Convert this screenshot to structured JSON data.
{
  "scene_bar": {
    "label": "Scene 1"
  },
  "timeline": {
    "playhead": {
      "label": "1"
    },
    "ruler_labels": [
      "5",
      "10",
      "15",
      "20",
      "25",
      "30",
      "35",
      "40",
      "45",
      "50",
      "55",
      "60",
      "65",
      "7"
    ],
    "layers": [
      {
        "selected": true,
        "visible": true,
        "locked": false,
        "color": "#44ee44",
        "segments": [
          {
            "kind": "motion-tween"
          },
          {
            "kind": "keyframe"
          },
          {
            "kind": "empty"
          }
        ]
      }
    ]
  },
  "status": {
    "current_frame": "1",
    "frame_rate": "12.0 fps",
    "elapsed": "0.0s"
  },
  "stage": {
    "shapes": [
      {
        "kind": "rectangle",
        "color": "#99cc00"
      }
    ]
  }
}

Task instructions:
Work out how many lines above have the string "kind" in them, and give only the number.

The answer:
4